When and where did you first hear the piano and compositions of Thelonious Monk? On vinyl? ABC Radio? Was it in Kym Bonython’s lonely jazz record store or art gallery in Adelaide, or maybe it was in concert in Melbourne? Perhaps you first saw him on the cover of Time magazine? Where ever it was, the memory will still be with you, and his music a part of you.
Surprisingly Thelonious Monk only wrote about 80 compositions, all of the same high quality and in his idiosyncratic style. Even if you don’t know jazz, you are likely to know of some of Monk’s tunes, ‘Round Midnight’, ‘Straight No Chaser’, ‘Epistrophy’ and ‘Misterioso’.
“Misterioso, a journey into the silence of Thelonious Monk” is acually an event. Monk was allegedly silent for seven years before his death. It is like David Hare’s “The Power of Yes” at the National Theatre, a story rather than a play, of the credit crunch. At the very core of “Misterioso…” is Monk’s music. It is set in a New York jazz club, possibly Minton’s, in the ’50’s which immediately brings fond memories of The Village Vanguard, still there today. There were some tables and chairs in Studio 2. Most members of the audience were unwilling to dance but happy to drink with the cast and take part in a Q&A afterwards.
This was the McCarthy era, segregation, racism, the Ku Klux Klan and strange fruit. As a black man and musician, Monk felt this intensely. He served time for his friend Bud Powell and lost his cabaret card to perform in NYC and earn a living. Even worse, on another occasion the police struck Monk’s hands with a baton when he refused to get out of Baroness “Nica” Rothchild’s Bentley he was driving. The cops found a very small amount of grass inside but Nica, Monk’s long term friend, took the rap.
The play has a number of telling lines, the most being “America invented jazz and the electric chair”. It isn’t clear whether Monk said that, but jazz lives on and evolves. The chair has probably gone and one hopes that the death penalty is fading into oblivion.
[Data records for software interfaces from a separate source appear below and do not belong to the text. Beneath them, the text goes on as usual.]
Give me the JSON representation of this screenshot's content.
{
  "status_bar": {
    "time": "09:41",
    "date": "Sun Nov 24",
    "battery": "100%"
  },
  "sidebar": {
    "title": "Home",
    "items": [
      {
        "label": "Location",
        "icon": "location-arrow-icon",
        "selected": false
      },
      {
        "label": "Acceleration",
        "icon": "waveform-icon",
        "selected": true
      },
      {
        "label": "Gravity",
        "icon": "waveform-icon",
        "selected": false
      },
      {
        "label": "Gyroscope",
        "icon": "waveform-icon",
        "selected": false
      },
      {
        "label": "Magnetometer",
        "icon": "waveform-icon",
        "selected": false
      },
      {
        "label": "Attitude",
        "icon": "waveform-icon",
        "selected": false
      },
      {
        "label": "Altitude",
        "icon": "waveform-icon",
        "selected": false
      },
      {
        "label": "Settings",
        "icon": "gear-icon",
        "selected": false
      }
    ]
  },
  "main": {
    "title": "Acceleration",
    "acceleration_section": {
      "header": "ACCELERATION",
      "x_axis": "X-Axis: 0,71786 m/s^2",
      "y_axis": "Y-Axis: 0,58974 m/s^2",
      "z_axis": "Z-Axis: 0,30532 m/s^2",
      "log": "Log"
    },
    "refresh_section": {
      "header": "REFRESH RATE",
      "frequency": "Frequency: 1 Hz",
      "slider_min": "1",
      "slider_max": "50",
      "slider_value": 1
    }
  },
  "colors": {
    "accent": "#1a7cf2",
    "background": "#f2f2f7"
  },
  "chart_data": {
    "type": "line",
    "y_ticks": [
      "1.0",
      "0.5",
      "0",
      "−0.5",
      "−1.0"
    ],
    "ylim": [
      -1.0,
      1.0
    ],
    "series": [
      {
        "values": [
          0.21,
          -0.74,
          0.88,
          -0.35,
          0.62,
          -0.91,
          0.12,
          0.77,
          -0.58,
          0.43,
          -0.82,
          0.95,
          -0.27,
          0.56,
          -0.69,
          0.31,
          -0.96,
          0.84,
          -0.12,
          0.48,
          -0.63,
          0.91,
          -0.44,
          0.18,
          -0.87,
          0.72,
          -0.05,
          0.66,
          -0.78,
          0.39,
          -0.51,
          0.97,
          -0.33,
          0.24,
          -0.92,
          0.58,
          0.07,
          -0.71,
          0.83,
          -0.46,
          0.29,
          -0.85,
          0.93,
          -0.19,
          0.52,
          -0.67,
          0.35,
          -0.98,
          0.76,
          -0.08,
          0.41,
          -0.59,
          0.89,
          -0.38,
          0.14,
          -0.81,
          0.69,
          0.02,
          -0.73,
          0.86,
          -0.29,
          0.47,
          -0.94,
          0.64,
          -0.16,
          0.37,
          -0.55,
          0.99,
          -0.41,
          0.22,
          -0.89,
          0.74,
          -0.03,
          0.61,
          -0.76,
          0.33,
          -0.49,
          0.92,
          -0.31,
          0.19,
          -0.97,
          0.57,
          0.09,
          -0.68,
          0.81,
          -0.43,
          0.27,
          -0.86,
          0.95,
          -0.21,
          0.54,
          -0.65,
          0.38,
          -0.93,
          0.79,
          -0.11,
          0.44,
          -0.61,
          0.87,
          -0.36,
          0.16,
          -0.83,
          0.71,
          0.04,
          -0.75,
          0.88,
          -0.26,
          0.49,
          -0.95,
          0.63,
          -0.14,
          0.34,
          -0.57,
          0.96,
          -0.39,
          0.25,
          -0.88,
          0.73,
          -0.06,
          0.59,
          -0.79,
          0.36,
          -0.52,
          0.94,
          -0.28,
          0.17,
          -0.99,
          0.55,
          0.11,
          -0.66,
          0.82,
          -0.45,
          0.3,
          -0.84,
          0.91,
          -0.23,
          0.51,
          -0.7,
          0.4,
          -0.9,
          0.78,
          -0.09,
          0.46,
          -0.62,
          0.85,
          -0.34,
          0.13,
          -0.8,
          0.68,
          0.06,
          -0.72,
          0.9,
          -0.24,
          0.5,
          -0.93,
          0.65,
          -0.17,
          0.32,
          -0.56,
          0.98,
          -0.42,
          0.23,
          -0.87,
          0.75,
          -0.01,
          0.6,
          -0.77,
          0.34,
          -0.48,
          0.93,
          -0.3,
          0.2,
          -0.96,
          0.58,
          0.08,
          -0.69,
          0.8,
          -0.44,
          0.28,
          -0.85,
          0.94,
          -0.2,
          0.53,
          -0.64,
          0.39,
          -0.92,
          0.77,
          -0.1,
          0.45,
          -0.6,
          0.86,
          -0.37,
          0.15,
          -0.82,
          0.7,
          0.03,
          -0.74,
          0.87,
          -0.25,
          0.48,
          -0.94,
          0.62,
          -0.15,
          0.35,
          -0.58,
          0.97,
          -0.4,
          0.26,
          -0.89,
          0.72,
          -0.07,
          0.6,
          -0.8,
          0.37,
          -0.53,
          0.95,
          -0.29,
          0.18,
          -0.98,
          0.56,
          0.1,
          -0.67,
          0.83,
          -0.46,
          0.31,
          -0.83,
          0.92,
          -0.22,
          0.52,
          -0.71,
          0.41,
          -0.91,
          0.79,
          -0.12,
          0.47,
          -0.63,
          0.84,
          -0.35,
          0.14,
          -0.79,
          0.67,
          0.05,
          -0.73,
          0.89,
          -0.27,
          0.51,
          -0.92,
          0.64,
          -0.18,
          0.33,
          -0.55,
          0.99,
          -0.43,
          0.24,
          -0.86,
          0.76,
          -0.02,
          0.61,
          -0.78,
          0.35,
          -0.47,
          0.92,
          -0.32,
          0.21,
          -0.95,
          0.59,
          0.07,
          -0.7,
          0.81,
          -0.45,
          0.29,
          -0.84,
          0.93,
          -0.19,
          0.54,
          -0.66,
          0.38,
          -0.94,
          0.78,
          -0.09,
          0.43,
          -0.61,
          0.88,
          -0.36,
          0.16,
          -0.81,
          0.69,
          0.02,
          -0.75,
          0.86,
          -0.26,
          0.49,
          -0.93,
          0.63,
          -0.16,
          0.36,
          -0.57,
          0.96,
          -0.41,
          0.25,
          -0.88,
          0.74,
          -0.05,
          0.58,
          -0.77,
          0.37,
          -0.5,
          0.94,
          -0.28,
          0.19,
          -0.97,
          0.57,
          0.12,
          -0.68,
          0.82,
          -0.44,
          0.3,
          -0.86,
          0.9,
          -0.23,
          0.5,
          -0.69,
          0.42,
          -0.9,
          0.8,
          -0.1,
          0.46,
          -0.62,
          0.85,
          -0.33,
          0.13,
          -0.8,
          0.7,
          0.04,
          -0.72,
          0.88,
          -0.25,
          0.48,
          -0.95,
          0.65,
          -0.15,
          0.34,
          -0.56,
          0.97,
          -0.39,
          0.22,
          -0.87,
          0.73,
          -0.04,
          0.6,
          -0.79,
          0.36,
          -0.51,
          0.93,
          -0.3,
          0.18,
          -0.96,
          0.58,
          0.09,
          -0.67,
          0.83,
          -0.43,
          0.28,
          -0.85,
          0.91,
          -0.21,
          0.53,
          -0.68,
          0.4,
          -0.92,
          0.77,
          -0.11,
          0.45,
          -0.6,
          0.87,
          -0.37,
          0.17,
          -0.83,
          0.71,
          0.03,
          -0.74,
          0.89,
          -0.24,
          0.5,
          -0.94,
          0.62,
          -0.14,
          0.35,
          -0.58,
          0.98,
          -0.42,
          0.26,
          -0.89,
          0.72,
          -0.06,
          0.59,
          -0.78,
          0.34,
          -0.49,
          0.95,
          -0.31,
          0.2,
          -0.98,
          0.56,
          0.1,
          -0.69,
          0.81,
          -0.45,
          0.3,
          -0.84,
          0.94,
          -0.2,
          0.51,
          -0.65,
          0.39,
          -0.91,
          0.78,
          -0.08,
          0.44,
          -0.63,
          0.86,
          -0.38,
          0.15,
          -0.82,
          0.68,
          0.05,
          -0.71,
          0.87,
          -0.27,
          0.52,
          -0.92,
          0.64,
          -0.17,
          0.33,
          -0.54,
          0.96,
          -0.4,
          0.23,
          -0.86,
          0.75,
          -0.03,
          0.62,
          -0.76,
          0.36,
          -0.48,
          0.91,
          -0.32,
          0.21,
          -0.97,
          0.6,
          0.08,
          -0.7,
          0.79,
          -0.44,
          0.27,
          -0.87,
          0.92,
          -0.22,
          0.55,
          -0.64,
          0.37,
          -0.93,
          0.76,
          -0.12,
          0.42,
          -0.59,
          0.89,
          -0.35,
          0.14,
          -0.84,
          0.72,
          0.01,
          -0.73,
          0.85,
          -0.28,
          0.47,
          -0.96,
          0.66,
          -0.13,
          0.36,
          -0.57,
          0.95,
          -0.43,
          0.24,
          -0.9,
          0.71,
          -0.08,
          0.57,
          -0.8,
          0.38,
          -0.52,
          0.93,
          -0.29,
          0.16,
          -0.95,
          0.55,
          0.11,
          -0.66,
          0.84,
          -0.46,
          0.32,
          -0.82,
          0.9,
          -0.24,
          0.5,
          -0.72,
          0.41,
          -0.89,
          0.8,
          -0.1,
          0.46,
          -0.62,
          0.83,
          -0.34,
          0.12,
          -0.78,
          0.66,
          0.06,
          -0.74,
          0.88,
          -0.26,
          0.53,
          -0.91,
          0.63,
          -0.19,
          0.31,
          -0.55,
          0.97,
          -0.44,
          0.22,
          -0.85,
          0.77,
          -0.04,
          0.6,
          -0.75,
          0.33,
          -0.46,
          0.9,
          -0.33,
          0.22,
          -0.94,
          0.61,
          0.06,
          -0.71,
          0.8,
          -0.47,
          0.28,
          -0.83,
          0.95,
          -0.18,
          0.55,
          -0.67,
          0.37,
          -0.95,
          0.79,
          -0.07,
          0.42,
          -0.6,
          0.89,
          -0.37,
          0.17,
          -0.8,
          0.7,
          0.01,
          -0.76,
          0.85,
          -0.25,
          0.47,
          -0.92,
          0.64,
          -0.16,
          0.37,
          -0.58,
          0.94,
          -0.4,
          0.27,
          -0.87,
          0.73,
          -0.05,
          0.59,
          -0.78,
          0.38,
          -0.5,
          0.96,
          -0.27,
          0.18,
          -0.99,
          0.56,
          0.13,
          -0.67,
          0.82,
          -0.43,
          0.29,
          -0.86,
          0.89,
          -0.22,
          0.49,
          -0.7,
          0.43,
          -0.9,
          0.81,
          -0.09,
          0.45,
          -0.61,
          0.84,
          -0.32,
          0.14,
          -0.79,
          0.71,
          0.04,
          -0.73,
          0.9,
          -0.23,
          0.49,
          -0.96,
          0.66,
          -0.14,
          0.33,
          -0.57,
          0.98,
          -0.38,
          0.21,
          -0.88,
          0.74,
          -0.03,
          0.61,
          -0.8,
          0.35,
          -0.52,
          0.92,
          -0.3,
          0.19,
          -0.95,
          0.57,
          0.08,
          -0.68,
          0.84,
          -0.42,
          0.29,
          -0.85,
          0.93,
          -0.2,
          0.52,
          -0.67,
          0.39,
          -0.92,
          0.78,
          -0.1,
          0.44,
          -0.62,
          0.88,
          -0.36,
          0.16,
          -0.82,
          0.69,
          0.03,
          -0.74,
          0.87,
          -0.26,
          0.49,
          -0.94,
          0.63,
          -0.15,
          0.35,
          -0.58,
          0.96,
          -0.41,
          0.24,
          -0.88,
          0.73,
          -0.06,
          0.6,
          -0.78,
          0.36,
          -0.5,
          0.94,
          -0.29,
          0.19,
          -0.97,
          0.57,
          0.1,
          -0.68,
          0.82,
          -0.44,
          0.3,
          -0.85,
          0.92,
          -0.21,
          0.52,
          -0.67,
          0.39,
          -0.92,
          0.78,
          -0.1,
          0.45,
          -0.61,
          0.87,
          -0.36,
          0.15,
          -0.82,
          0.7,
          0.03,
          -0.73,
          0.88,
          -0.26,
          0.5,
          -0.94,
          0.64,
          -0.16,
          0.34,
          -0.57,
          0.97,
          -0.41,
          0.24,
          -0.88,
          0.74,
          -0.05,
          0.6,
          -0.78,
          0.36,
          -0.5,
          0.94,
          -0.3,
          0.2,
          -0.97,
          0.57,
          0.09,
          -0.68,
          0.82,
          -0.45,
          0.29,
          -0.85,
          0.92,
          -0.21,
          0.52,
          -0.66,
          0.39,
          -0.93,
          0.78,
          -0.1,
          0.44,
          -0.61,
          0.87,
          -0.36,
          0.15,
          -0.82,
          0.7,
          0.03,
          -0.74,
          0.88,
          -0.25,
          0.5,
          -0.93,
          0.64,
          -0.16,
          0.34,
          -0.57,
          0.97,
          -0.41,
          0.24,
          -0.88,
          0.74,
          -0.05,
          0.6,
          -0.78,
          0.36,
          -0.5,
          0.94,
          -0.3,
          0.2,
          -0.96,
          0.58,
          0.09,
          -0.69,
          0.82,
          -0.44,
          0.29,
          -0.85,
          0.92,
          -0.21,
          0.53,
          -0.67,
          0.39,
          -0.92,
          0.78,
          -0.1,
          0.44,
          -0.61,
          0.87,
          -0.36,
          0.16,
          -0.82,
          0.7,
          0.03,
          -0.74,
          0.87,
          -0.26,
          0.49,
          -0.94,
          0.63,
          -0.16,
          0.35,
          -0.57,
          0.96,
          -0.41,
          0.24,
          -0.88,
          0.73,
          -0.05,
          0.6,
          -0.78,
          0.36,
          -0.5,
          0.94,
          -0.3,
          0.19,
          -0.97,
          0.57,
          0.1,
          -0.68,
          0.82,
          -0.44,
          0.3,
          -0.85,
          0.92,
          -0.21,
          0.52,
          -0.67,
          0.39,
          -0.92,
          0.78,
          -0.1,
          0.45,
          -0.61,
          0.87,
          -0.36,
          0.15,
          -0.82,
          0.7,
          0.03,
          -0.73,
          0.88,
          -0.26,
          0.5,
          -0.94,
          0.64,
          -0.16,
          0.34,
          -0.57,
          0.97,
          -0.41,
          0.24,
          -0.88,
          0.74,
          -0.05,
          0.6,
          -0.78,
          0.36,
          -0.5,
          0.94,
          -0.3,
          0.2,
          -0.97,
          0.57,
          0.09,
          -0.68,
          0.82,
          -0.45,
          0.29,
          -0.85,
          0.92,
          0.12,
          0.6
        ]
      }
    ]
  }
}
Perhaps after the first black President and health care for all in America.
Monk’s jazz is classical American music. It was vividly performed by a silent Pat Thomas as Monk without his “strong, aggresive touch”, David Leahy on double bass and Mark Sanders on drums, both on the London free-music scene. The “role” of Charlie Rouse was played by Jean Toussaint on tenor sax, mellower than Rouse and a former member of Art Blakey’s Jazz Messengers in the ’80’s. Toussaint lives and plays in London, and teaches at the Guildhall School of Music and Drama.
Misterioso was written by Stefano Benni and inspired by Laurent De Wilde’s biography “Monk”. Acclaimed Italian jazz vocalist Filomena Campus directed. Although Monk didn’t perform with vocalists, Campus chose to add her poorly miked vocals to the story because there were no other women musicians in the cast! This was unnecessary and detrimental to Monk’s music. Tamsin Shasha as the jazz Baroness turned aerial as a shrouded butterfly and destroyed a stunning bass solo by Leahy on the other side of the stage. But all this was redemed by Christina Oshunniyi as Nellie Monk and Billie Holiday who tellingly didn’t sing.
Misterioso was first performed at the Riverside Studios in London in 2007 and then at the 2008 Edinburgh Festival. It has just finished a November 2009 run at the Riverside Studios.
The joy of Misterioso is Monk’s music. “If you can play like that, you don’t need to talk!” Nothing else was needed.